- _WORK ORDER_: Look through the lines below and copy each one that includes "Loss".

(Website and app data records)
┌────────
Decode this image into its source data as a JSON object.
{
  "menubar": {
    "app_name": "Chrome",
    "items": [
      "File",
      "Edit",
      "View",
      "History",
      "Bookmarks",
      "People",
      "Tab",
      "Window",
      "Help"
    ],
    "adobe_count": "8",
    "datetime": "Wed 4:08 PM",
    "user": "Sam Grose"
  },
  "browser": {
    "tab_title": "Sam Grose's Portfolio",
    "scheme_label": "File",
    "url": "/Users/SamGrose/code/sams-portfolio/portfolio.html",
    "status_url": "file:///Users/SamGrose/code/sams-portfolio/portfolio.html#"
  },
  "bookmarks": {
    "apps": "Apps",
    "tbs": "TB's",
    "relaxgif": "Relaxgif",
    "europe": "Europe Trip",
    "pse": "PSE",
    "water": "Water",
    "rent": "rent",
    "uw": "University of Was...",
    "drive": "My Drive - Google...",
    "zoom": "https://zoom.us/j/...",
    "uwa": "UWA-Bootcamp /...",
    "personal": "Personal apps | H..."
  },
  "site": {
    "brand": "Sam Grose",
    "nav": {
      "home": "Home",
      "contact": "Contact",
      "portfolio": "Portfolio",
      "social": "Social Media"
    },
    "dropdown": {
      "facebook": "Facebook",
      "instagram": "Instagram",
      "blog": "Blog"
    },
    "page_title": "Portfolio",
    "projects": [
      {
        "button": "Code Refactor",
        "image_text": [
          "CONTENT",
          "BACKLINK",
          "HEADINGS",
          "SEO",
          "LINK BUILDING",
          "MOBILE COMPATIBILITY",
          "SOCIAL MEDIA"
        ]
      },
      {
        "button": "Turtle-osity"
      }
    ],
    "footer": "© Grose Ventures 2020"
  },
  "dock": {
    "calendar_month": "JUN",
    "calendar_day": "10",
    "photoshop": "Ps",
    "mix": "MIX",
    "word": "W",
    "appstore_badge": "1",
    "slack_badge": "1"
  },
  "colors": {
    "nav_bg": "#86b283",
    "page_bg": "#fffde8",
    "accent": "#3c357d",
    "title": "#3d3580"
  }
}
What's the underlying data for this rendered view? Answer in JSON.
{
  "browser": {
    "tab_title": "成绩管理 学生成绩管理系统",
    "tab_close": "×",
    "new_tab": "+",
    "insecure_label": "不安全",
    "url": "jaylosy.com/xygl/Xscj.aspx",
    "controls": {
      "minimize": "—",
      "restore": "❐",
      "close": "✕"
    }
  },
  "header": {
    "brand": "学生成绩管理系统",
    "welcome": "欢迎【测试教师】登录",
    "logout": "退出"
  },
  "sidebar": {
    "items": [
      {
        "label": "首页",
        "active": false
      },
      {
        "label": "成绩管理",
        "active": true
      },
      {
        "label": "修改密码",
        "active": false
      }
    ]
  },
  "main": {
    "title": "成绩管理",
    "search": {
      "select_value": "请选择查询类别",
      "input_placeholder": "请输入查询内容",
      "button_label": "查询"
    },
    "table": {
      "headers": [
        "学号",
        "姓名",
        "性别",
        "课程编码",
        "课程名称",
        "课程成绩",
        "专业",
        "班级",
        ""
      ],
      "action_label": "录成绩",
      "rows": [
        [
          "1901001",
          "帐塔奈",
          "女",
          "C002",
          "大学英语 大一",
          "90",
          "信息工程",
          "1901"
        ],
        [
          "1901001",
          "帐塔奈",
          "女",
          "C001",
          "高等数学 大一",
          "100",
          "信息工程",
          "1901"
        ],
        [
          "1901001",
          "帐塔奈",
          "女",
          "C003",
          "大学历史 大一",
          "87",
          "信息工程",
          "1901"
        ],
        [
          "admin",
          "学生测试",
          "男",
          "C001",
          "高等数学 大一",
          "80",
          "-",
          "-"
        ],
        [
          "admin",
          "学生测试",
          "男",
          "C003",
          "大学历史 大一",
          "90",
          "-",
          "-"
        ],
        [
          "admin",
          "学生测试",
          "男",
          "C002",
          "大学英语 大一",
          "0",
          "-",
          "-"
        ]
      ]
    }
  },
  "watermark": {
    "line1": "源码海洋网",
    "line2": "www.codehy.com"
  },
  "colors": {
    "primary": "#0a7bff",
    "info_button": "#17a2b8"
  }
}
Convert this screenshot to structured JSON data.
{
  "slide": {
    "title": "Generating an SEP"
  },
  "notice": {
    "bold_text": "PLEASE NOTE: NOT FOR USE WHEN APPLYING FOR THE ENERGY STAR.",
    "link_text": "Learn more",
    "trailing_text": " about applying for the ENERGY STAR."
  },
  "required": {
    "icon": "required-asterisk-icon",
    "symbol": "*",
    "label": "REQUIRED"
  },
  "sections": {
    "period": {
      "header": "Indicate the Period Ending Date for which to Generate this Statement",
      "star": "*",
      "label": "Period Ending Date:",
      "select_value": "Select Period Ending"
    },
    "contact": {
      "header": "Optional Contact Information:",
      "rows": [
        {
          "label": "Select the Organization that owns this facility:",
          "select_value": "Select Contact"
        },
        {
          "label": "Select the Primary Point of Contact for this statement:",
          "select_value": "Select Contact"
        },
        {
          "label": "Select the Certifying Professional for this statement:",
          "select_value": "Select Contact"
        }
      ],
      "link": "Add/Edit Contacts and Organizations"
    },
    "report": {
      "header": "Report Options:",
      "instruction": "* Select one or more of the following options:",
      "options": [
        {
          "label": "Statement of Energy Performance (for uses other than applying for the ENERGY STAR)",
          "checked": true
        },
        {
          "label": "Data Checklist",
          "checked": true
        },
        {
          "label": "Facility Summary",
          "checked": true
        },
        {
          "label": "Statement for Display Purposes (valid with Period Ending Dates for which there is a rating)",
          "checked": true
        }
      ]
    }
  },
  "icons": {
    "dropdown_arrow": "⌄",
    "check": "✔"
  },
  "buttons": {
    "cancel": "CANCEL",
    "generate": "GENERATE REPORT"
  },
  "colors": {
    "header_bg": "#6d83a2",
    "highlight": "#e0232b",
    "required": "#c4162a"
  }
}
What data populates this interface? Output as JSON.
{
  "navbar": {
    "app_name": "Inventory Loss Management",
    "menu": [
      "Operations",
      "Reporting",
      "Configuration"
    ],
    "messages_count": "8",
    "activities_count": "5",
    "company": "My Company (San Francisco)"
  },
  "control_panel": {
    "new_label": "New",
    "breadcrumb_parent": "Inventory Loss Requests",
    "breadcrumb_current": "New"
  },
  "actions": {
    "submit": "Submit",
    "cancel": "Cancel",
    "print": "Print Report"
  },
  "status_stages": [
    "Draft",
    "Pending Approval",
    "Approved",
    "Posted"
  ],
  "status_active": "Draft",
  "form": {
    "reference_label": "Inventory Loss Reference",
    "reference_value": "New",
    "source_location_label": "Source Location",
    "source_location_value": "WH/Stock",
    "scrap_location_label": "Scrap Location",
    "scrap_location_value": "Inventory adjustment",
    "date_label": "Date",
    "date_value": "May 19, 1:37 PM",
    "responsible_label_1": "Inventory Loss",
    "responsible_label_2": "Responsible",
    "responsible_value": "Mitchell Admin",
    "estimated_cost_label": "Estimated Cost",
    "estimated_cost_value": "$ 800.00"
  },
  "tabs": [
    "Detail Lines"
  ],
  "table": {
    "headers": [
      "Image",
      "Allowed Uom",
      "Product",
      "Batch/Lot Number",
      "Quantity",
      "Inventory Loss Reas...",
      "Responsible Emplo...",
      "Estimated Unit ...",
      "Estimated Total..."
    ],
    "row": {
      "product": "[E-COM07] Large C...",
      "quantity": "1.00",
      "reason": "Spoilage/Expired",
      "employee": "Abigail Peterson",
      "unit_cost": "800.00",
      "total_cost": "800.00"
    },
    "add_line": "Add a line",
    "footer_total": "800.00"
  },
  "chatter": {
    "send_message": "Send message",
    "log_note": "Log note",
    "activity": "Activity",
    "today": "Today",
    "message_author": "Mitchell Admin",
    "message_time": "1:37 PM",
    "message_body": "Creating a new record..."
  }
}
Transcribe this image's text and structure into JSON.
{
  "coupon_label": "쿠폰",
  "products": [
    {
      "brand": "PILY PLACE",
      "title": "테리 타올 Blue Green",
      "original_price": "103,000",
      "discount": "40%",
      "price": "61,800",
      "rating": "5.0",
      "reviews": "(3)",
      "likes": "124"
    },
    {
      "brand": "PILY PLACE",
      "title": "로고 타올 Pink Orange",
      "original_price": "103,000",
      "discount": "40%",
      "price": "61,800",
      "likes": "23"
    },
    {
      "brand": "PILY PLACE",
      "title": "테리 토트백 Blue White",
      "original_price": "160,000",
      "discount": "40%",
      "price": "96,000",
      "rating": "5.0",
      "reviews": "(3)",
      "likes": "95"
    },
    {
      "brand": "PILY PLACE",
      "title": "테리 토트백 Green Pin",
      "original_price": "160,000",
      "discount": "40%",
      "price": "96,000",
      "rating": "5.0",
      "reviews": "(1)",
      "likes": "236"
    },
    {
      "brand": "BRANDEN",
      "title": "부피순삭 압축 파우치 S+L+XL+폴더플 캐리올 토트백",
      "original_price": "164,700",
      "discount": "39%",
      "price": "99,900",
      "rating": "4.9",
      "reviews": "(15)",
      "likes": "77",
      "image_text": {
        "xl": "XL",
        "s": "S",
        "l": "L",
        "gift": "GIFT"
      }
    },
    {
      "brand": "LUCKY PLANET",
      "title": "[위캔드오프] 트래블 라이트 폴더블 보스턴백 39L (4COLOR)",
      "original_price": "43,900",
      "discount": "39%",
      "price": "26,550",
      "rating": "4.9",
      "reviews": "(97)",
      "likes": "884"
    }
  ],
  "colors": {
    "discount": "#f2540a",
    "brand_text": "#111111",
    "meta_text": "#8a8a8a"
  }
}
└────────
- _EXERCISE RESPONSE_:
    "app_name": "Inventory Loss Management",
    "breadcrumb_parent": "Inventory Loss Requests",
    "reference_label": "Inventory Loss Reference",
    "responsible_label_1": "Inventory Loss",
      "Inventory Loss Reas...",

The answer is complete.